What looked eminently do-able when the budget speech was written suddenly faces insurmountable hurdles. The minister (of the department) who insisted on the allocation discovers that his department is totally unprepared. The finance minister is perplexed if the money is not spent. The prime minister is upset that his ministers have let him down. The budget division’s mandarins chuckle quietly among themselves but wear a grave demeanour at a review meeting. It is only the department of expenditure that is genuinely happy that it has saved money for the government! This is a story that has been told many times before.
Learning on the job
Every finance minister (including this writer) is allowed one budget to make mistakes and learn on the job! Mr Arun Jaitley got his chance in the budget for 2014-15.
Counting the mis-hits is a fun sport. The trick is not to lose one’s cool (especially the finance minister’s) when the mis(takes)-hits are pointed out and counted!
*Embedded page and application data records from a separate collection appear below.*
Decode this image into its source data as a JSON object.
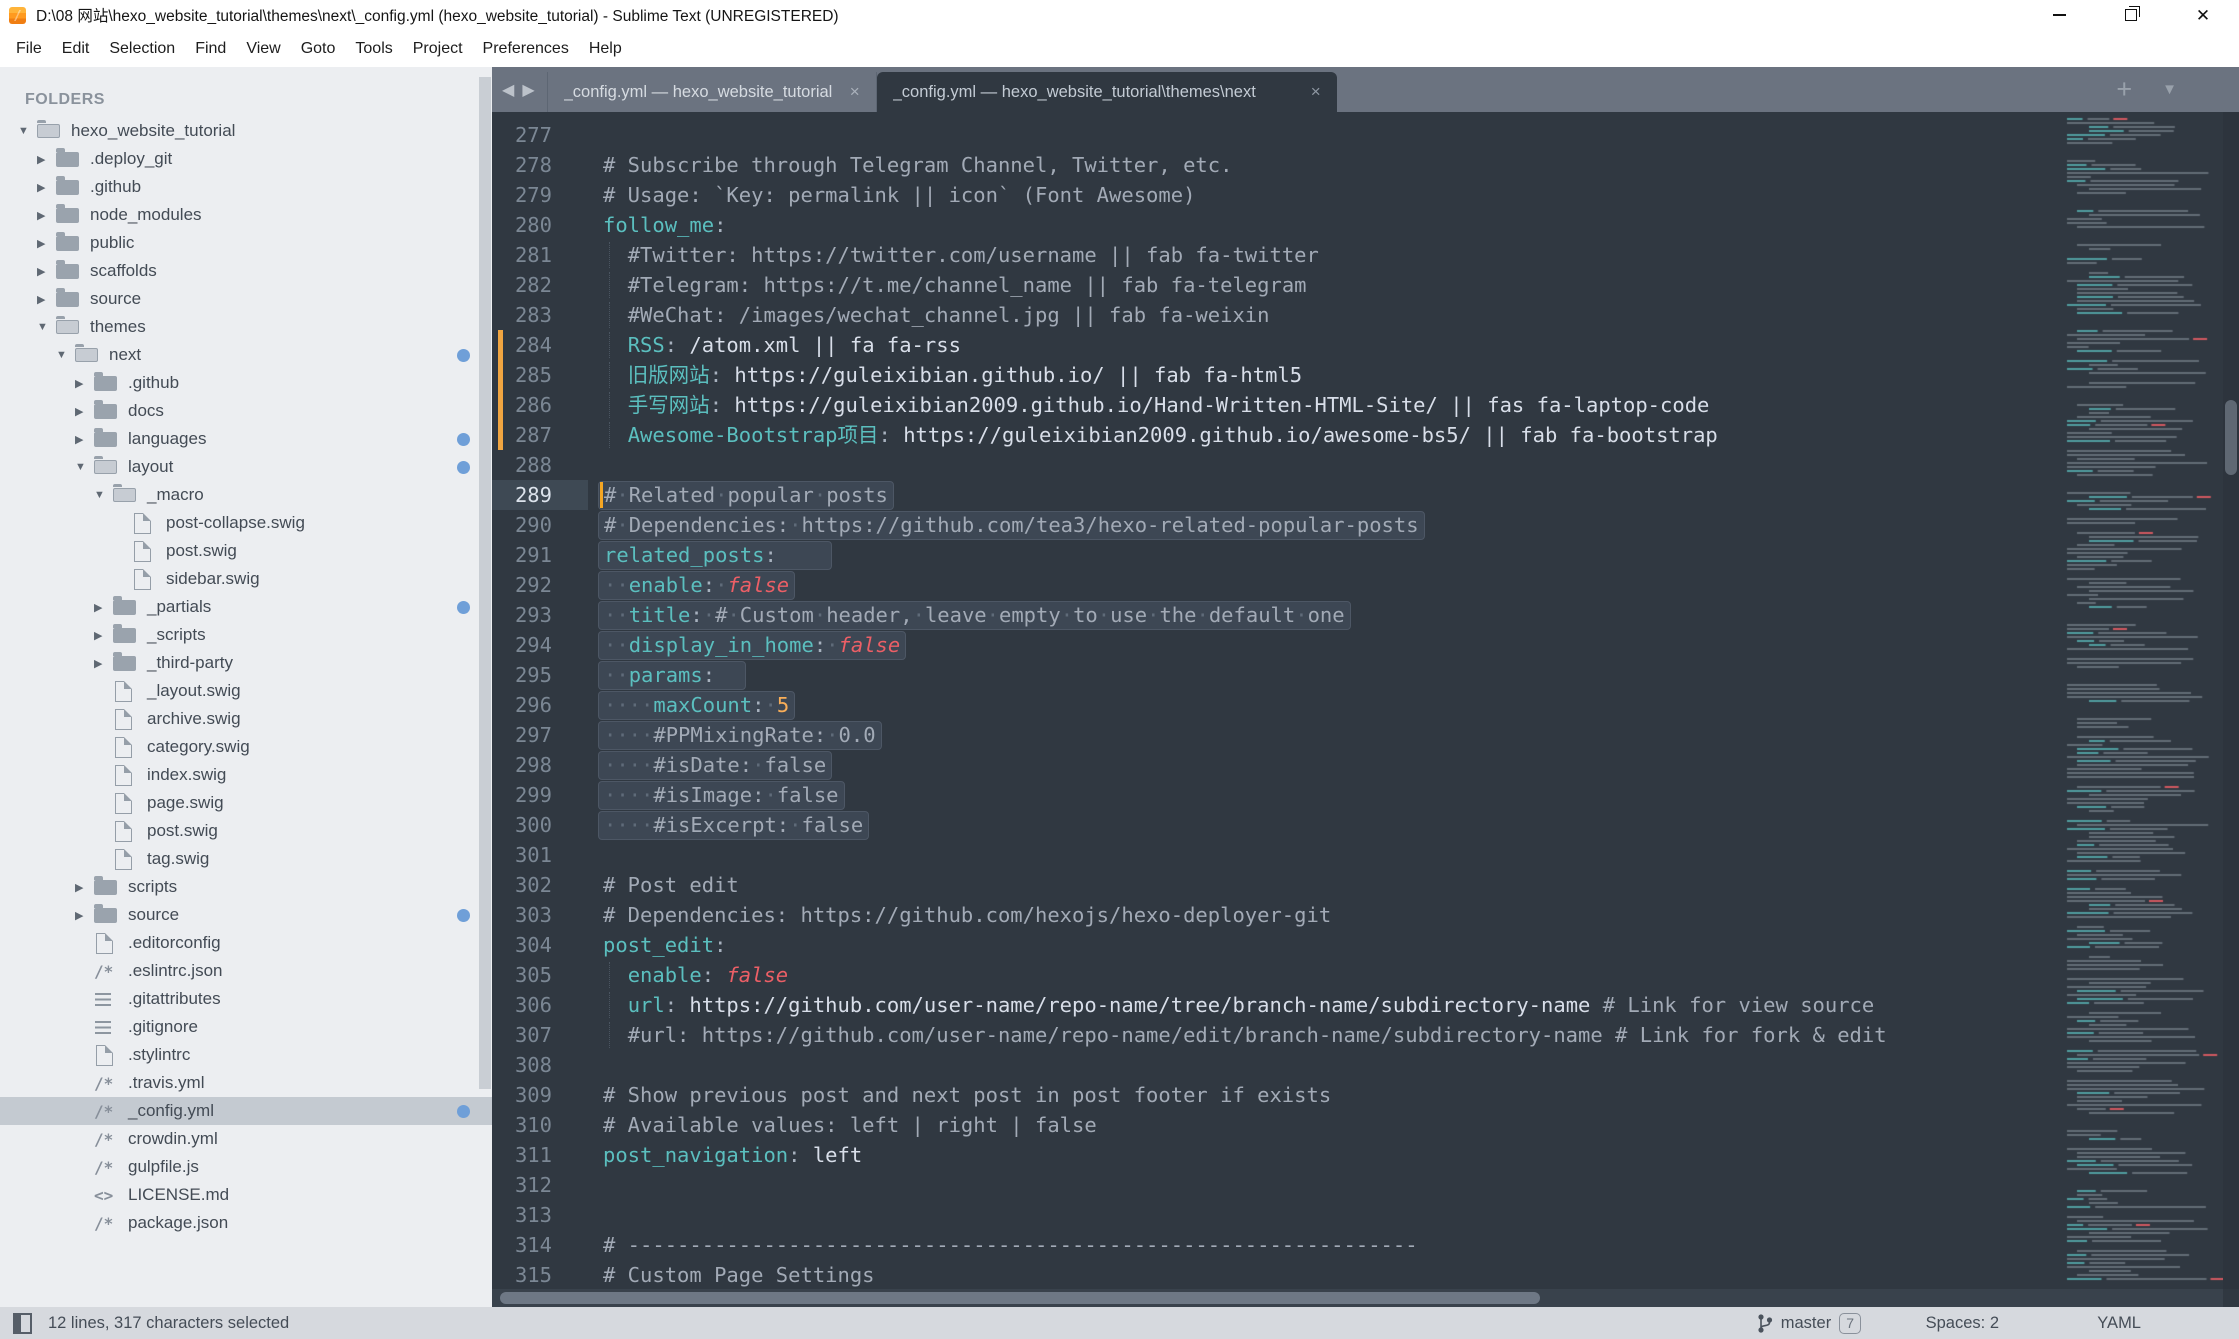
{
  "window": {
    "title": "D:\\08 网站\\hexo_website_tutorial\\themes\\next\\_config.yml (hexo_website_tutorial) - Sublime Text (UNREGISTERED)"
  },
  "menu": [
    "File",
    "Edit",
    "Selection",
    "Find",
    "View",
    "Goto",
    "Tools",
    "Project",
    "Preferences",
    "Help"
  ],
  "sidebar": {
    "header": "FOLDERS",
    "items": [
      {
        "label": "hexo_website_tutorial",
        "icon": "folder-open",
        "arrow": "down",
        "level": 0
      },
      {
        "label": ".deploy_git",
        "icon": "folder",
        "arrow": "right",
        "level": 1
      },
      {
        "label": ".github",
        "icon": "folder",
        "arrow": "right",
        "level": 1
      },
      {
        "label": "node_modules",
        "icon": "folder",
        "arrow": "right",
        "level": 1
      },
      {
        "label": "public",
        "icon": "folder",
        "arrow": "right",
        "level": 1
      },
      {
        "label": "scaffolds",
        "icon": "folder",
        "arrow": "right",
        "level": 1
      },
      {
        "label": "source",
        "icon": "folder",
        "arrow": "right",
        "level": 1
      },
      {
        "label": "themes",
        "icon": "folder-open",
        "arrow": "down",
        "level": 1
      },
      {
        "label": "next",
        "icon": "folder-open",
        "arrow": "down",
        "level": 2,
        "dot": true
      },
      {
        "label": ".github",
        "icon": "folder",
        "arrow": "right",
        "level": 3
      },
      {
        "label": "docs",
        "icon": "folder",
        "arrow": "right",
        "level": 3
      },
      {
        "label": "languages",
        "icon": "folder",
        "arrow": "right",
        "level": 3,
        "dot": true
      },
      {
        "label": "layout",
        "icon": "folder-open",
        "arrow": "down",
        "level": 3,
        "dot": true
      },
      {
        "label": "_macro",
        "icon": "folder-open",
        "arrow": "down",
        "level": 4
      },
      {
        "label": "post-collapse.swig",
        "icon": "file",
        "level": 5
      },
      {
        "label": "post.swig",
        "icon": "file",
        "level": 5
      },
      {
        "label": "sidebar.swig",
        "icon": "file",
        "level": 5
      },
      {
        "label": "_partials",
        "icon": "folder",
        "arrow": "right",
        "level": 4,
        "dot": true
      },
      {
        "label": "_scripts",
        "icon": "folder",
        "arrow": "right",
        "level": 4
      },
      {
        "label": "_third-party",
        "icon": "folder",
        "arrow": "right",
        "level": 4
      },
      {
        "label": "_layout.swig",
        "icon": "file",
        "level": 4
      },
      {
        "label": "archive.swig",
        "icon": "file",
        "level": 4
      },
      {
        "label": "category.swig",
        "icon": "file",
        "level": 4
      },
      {
        "label": "index.swig",
        "icon": "file",
        "level": 4
      },
      {
        "label": "page.swig",
        "icon": "file",
        "level": 4
      },
      {
        "label": "post.swig",
        "icon": "file",
        "level": 4
      },
      {
        "label": "tag.swig",
        "icon": "file",
        "level": 4
      },
      {
        "label": "scripts",
        "icon": "folder",
        "arrow": "right",
        "level": 3
      },
      {
        "label": "source",
        "icon": "folder",
        "arrow": "right",
        "level": 3,
        "dot": true
      },
      {
        "label": ".editorconfig",
        "icon": "file",
        "level": 3
      },
      {
        "label": ".eslintrc.json",
        "icon": "slash-star",
        "level": 3
      },
      {
        "label": ".gitattributes",
        "icon": "list",
        "level": 3
      },
      {
        "label": ".gitignore",
        "icon": "list",
        "level": 3
      },
      {
        "label": ".stylintrc",
        "icon": "file",
        "level": 3
      },
      {
        "label": ".travis.yml",
        "icon": "slash-star",
        "level": 3
      },
      {
        "label": "_config.yml",
        "icon": "slash-star",
        "level": 3,
        "dot": true,
        "selected": true
      },
      {
        "label": "crowdin.yml",
        "icon": "slash-star",
        "level": 3
      },
      {
        "label": "gulpfile.js",
        "icon": "slash-star",
        "level": 3
      },
      {
        "label": "LICENSE.md",
        "icon": "angle",
        "level": 3
      },
      {
        "label": "package.json",
        "icon": "slash-star",
        "level": 3
      }
    ]
  },
  "tabs": {
    "back_icon": "◀",
    "forward_icon": "▶",
    "items": [
      {
        "title": "_config.yml — hexo_website_tutorial",
        "active": false,
        "close": "×"
      },
      {
        "title": "_config.yml — hexo_website_tutorial\\themes\\next",
        "active": true,
        "close": "×"
      }
    ],
    "new_tab_icon": "+",
    "tab_list_icon": "▼"
  },
  "editor": {
    "lines": [
      {
        "n": 277,
        "tk": []
      },
      {
        "n": 278,
        "tk": [
          {
            "c": "com",
            "t": "# Subscribe through Telegram Channel, Twitter, etc."
          }
        ]
      },
      {
        "n": 279,
        "tk": [
          {
            "c": "com",
            "t": "# Usage: `Key: permalink || icon` (Font Awesome)"
          }
        ]
      },
      {
        "n": 280,
        "tk": [
          {
            "c": "key",
            "t": "follow_me"
          },
          {
            "c": "pun",
            "t": ":"
          }
        ]
      },
      {
        "n": 281,
        "guide": true,
        "tk": [
          {
            "c": "ws",
            "t": "  "
          },
          {
            "c": "com",
            "t": "#Twitter: https://twitter.com/username || fab fa-twitter"
          }
        ]
      },
      {
        "n": 282,
        "guide": true,
        "tk": [
          {
            "c": "ws",
            "t": "  "
          },
          {
            "c": "com",
            "t": "#Telegram: https://t.me/channel_name || fab fa-telegram"
          }
        ]
      },
      {
        "n": 283,
        "guide": true,
        "tk": [
          {
            "c": "ws",
            "t": "  "
          },
          {
            "c": "com",
            "t": "#WeChat: /images/wechat_channel.jpg || fab fa-weixin"
          }
        ]
      },
      {
        "n": 284,
        "guide": true,
        "mod": true,
        "tk": [
          {
            "c": "ws",
            "t": "  "
          },
          {
            "c": "key",
            "t": "RSS"
          },
          {
            "c": "pun",
            "t": ":"
          },
          {
            "c": "val",
            "t": " /atom.xml || fa fa-rss"
          }
        ]
      },
      {
        "n": 285,
        "guide": true,
        "mod": true,
        "tk": [
          {
            "c": "ws",
            "t": "  "
          },
          {
            "c": "key",
            "t": "旧版网站"
          },
          {
            "c": "pun",
            "t": ":"
          },
          {
            "c": "val",
            "t": " https://guleixibian.github.io/ || fab fa-html5"
          }
        ]
      },
      {
        "n": 286,
        "guide": true,
        "mod": true,
        "tk": [
          {
            "c": "ws",
            "t": "  "
          },
          {
            "c": "key",
            "t": "手写网站"
          },
          {
            "c": "pun",
            "t": ":"
          },
          {
            "c": "val",
            "t": " https://guleixibian2009.github.io/Hand-Written-HTML-Site/ || fas fa-laptop-code"
          }
        ]
      },
      {
        "n": 287,
        "guide": true,
        "mod": true,
        "tk": [
          {
            "c": "ws",
            "t": "  "
          },
          {
            "c": "key",
            "t": "Awesome-Bootstrap项目"
          },
          {
            "c": "pun",
            "t": ":"
          },
          {
            "c": "val",
            "t": " https://guleixibian2009.github.io/awesome-bs5/ || fab fa-bootstrap"
          }
        ]
      },
      {
        "n": 288,
        "tk": []
      },
      {
        "n": 289,
        "sel": true,
        "cur": true,
        "tk": [
          {
            "c": "com",
            "t": "# Related popular posts"
          }
        ]
      },
      {
        "n": 290,
        "sel": true,
        "tk": [
          {
            "c": "com",
            "t": "# Dependencies: https://github.com/tea3/hexo-related-popular-posts"
          }
        ]
      },
      {
        "n": 291,
        "sel": true,
        "tk": [
          {
            "c": "key",
            "t": "related_posts"
          },
          {
            "c": "pun",
            "t": ":"
          },
          {
            "c": "nl",
            "t": "    "
          }
        ]
      },
      {
        "n": 292,
        "sel": true,
        "tk": [
          {
            "c": "ws",
            "t": "  "
          },
          {
            "c": "key",
            "t": "enable"
          },
          {
            "c": "pun",
            "t": ":"
          },
          {
            "c": "ws",
            "t": " "
          },
          {
            "c": "fls",
            "t": "false"
          }
        ]
      },
      {
        "n": 293,
        "sel": true,
        "tk": [
          {
            "c": "ws",
            "t": "  "
          },
          {
            "c": "key",
            "t": "title"
          },
          {
            "c": "pun",
            "t": ":"
          },
          {
            "c": "ws",
            "t": " "
          },
          {
            "c": "com",
            "t": "# Custom header, leave empty to use the default one"
          }
        ]
      },
      {
        "n": 294,
        "sel": true,
        "tk": [
          {
            "c": "ws",
            "t": "  "
          },
          {
            "c": "key",
            "t": "display_in_home"
          },
          {
            "c": "pun",
            "t": ":"
          },
          {
            "c": "ws",
            "t": " "
          },
          {
            "c": "fls",
            "t": "false"
          }
        ]
      },
      {
        "n": 295,
        "sel": true,
        "tk": [
          {
            "c": "ws",
            "t": "  "
          },
          {
            "c": "key",
            "t": "params"
          },
          {
            "c": "pun",
            "t": ":"
          },
          {
            "c": "nl",
            "t": "  "
          }
        ]
      },
      {
        "n": 296,
        "sel": true,
        "tk": [
          {
            "c": "ws",
            "t": "    "
          },
          {
            "c": "key",
            "t": "maxCount"
          },
          {
            "c": "pun",
            "t": ":"
          },
          {
            "c": "ws",
            "t": " "
          },
          {
            "c": "num",
            "t": "5"
          }
        ]
      },
      {
        "n": 297,
        "sel": true,
        "tk": [
          {
            "c": "ws",
            "t": "    "
          },
          {
            "c": "com",
            "t": "#PPMixingRate: 0.0"
          }
        ]
      },
      {
        "n": 298,
        "sel": true,
        "tk": [
          {
            "c": "ws",
            "t": "    "
          },
          {
            "c": "com",
            "t": "#isDate: false"
          }
        ]
      },
      {
        "n": 299,
        "sel": true,
        "tk": [
          {
            "c": "ws",
            "t": "    "
          },
          {
            "c": "com",
            "t": "#isImage: false"
          }
        ]
      },
      {
        "n": 300,
        "sel": true,
        "tk": [
          {
            "c": "ws",
            "t": "    "
          },
          {
            "c": "com",
            "t": "#isExcerpt: false"
          }
        ]
      },
      {
        "n": 301,
        "tk": []
      },
      {
        "n": 302,
        "tk": [
          {
            "c": "com",
            "t": "# Post edit"
          }
        ]
      },
      {
        "n": 303,
        "tk": [
          {
            "c": "com",
            "t": "# Dependencies: https://github.com/hexojs/hexo-deployer-git"
          }
        ]
      },
      {
        "n": 304,
        "tk": [
          {
            "c": "key",
            "t": "post_edit"
          },
          {
            "c": "pun",
            "t": ":"
          }
        ]
      },
      {
        "n": 305,
        "guide": true,
        "tk": [
          {
            "c": "ws",
            "t": "  "
          },
          {
            "c": "key",
            "t": "enable"
          },
          {
            "c": "pun",
            "t": ":"
          },
          {
            "c": "ws",
            "t": " "
          },
          {
            "c": "fls",
            "t": "false"
          }
        ]
      },
      {
        "n": 306,
        "guide": true,
        "tk": [
          {
            "c": "ws",
            "t": "  "
          },
          {
            "c": "key",
            "t": "url"
          },
          {
            "c": "pun",
            "t": ":"
          },
          {
            "c": "val",
            "t": " https://github.com/user-name/repo-name/tree/branch-name/subdirectory-name "
          },
          {
            "c": "com",
            "t": "# Link for view source"
          }
        ]
      },
      {
        "n": 307,
        "guide": true,
        "tk": [
          {
            "c": "ws",
            "t": "  "
          },
          {
            "c": "com",
            "t": "#url: https://github.com/user-name/repo-name/edit/branch-name/subdirectory-name # Link for fork & edit"
          }
        ]
      },
      {
        "n": 308,
        "tk": []
      },
      {
        "n": 309,
        "tk": [
          {
            "c": "com",
            "t": "# Show previous post and next post in post footer if exists"
          }
        ]
      },
      {
        "n": 310,
        "tk": [
          {
            "c": "com",
            "t": "# Available values: left | right | false"
          }
        ]
      },
      {
        "n": 311,
        "tk": [
          {
            "c": "key",
            "t": "post_navigation"
          },
          {
            "c": "pun",
            "t": ":"
          },
          {
            "c": "val",
            "t": " left"
          }
        ]
      },
      {
        "n": 312,
        "tk": []
      },
      {
        "n": 313,
        "tk": []
      },
      {
        "n": 314,
        "tk": [
          {
            "c": "com",
            "t": "# ----------------------------------------------------------------"
          }
        ]
      },
      {
        "n": 315,
        "tk": [
          {
            "c": "com",
            "t": "# Custom Page Settings"
          }
        ]
      }
    ]
  },
  "status": {
    "selection_info": "12 lines, 317 characters selected",
    "branch": "master",
    "branch_badge": "7",
    "indent": "Spaces: 2",
    "syntax": "YAML"
  },
  "colors": {
    "editor_bg": "#303841",
    "key_teal": "#5bbfbf",
    "false_red": "#ec5f66",
    "number_orange": "#f9ae58",
    "modified_marker": "#f0a541",
    "sidebar_dot_blue": "#6f9fd8"
  }
}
How did Mr Jaitley score in his first budget? Here is a quick count (subject to errors and omissions):
Announce and forget
Let me begin with the ones that can be characterised as “Announce and Forget” schemes. They are one-day wonders that nobody will care to ask about after a few weeks and certainly not after the year is over and it is time for the next budget! Examples:
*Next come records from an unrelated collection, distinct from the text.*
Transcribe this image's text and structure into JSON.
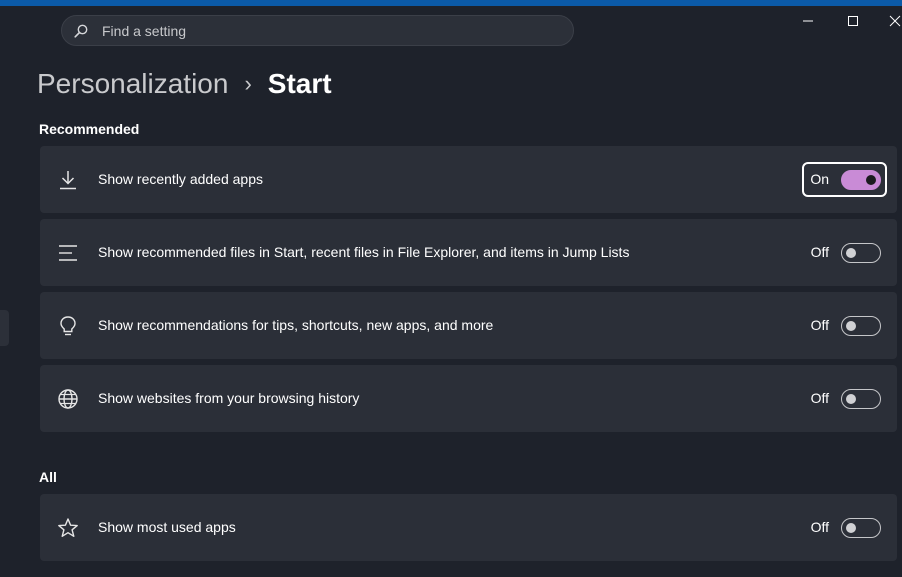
{
  "search": {
    "placeholder": "Find a setting",
    "icon": "search-icon"
  },
  "window_controls": [
    "minimize-icon",
    "maximize-icon",
    "close-icon"
  ],
  "breadcrumb": {
    "parent": "Personalization",
    "separator": "›",
    "current": "Start"
  },
  "sections": {
    "recommended": {
      "title": "Recommended"
    },
    "all": {
      "title": "All"
    }
  },
  "settings": [
    {
      "label": "Show recently added apps",
      "state": "On",
      "on": true,
      "icon": "download-icon"
    },
    {
      "label": "Show recommended files in Start, recent files in File Explorer, and items in Jump Lists",
      "state": "Off",
      "on": false,
      "icon": "list-lines-icon"
    },
    {
      "label": "Show recommendations for tips, shortcuts, new apps, and more",
      "state": "Off",
      "on": false,
      "icon": "lightbulb-icon"
    },
    {
      "label": "Show websites from your browsing history",
      "state": "Off",
      "on": false,
      "icon": "globe-icon"
    },
    {
      "label": "Show most used apps",
      "state": "Off",
      "on": false,
      "icon": "star-icon"
    }
  ],
  "colors": {
    "accent": "#c98bd6",
    "background": "#1e222b",
    "card": "#2b2f38"
  }
}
* A war memorial was announced, Rs 100 crore was allocated, but it is yet to receive Cabinet approval.
* A Technology Development Fund to support R&D in defence systems was announced, Rs 100 crore was provided, nothing was spent, and the allocation lapsed.
* The budget provided Rs 50 crore for a National Police Memorial, RE was Rs 50 crore, which means the sum was spent, on what we do not know, but where is the memorial?
Never say die
There is another set of announcements that can be labelled “Never Say Die”. A scheme is announced, money is provided, not much — in some cases nothing — is done during the year, but the department won’t give up, so money is allocated reluctantly in the next year too, but in some cases for a toned down scheme (see table). Some of them will be “rationalised” or given a quiet burial in due course!
Big ticket items
That brings me to the last set of announcements. These are the big ticket items that are the pride of the budget. Let’s see how they fared in 2014-15:
Mr Jaitley’s speech gave top billing to the Pradhan Mantri Krishi Sinchayee Yojana. He announced Rs 1,000 crore for the programme. According to the 2015-16 budget papers, only Rs 30 crore was spent. The budget for 2015-16 has allocated Rs 1,800 crore.
There is no bigger icon for the BJP than Mr Deen Dayal Upadhyaya. The government announced the Gram Jyoti Yojana for feeder separation in his name, allocated R500 crore and claims to have spent the whole amount. What is surprising is that nothing has been allocated in the current year. What does that mean? Has the feeder separation been completed all over the country?
Smart Cities was another big idea. For that, and for JNNURM, the allocation was Rs 7,016 crore. However, only Rs 924 crore was spent in 2014-15. The budget papers for 2015-16 show that the old head will get only Rs 143 crore this year and two new heads have been created with an allocation of Rs 5,939 crore.
I do not claim that all budgets in the past were models of transparency. Nevertheless I say that the NDA, which came to power on the plank of greater transparency and effective implementation, has a considerable distance to travel to fulfil its promises.